◆ **Instructions to follow**
Of the entries below, copy only those lines that contain the word "DRAWING".

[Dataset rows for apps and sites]
______

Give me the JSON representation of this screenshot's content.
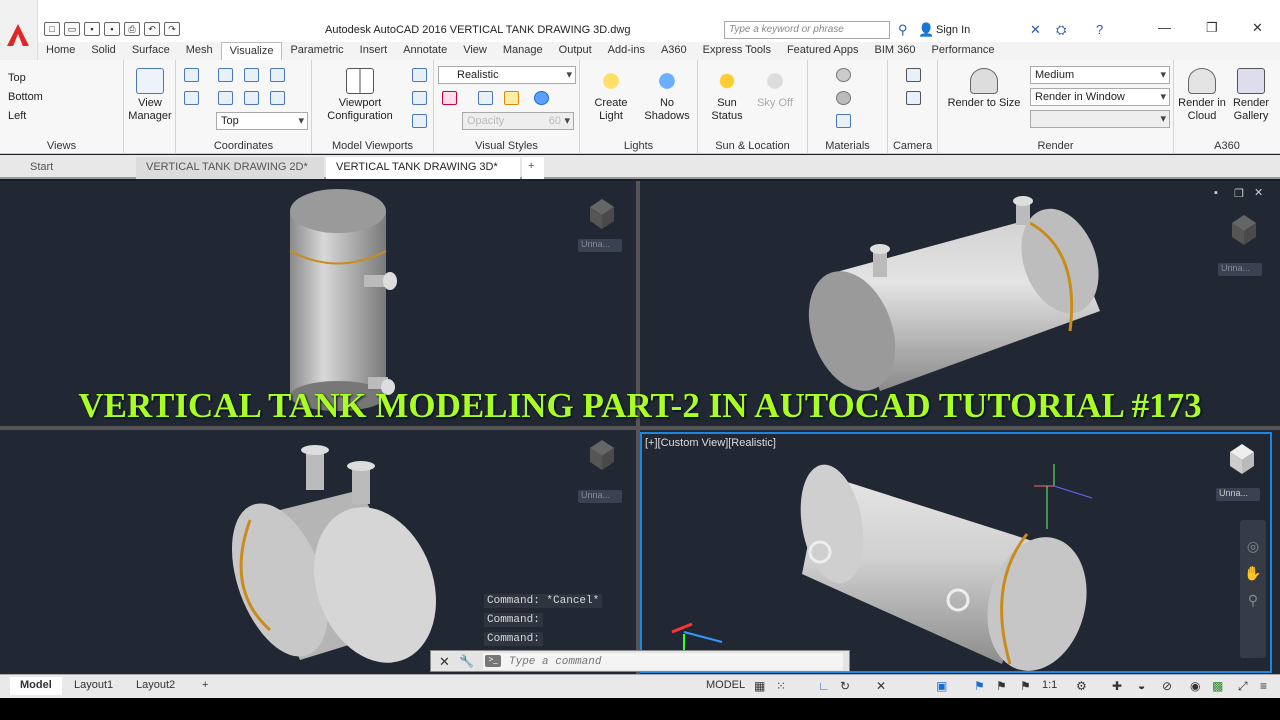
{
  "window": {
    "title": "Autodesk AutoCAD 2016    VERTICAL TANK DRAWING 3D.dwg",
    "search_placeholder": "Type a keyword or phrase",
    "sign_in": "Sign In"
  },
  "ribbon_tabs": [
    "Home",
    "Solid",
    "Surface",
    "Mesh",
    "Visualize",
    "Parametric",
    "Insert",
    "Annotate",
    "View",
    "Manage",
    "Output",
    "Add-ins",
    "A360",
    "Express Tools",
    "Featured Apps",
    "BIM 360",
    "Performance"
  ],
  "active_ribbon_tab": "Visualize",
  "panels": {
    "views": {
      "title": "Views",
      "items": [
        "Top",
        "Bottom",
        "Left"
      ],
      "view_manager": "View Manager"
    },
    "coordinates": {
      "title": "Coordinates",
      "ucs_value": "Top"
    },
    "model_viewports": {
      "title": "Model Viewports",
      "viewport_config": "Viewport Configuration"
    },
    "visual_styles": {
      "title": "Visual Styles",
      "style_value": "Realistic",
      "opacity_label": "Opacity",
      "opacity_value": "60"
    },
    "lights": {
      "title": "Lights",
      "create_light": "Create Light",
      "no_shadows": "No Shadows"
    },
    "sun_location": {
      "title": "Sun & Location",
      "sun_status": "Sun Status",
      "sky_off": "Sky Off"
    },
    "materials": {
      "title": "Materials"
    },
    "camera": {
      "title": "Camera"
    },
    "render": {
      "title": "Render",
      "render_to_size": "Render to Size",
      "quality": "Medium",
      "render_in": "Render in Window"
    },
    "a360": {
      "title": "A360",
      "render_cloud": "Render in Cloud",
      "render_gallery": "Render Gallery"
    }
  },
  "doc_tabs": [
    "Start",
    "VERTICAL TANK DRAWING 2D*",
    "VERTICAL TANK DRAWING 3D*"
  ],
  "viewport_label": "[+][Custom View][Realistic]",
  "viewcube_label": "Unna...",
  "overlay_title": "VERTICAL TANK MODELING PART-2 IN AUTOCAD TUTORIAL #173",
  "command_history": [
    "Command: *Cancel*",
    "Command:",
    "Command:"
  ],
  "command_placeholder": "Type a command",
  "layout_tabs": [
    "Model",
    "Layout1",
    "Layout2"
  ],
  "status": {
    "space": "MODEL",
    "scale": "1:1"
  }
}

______

◆ **Answer below**
    "title": "Autodesk AutoCAD 2016    VERTICAL TANK DRAWING 3D.dwg",
    "VERTICAL TANK DRAWING 2D*",
    "VERTICAL TANK DRAWING 3D*"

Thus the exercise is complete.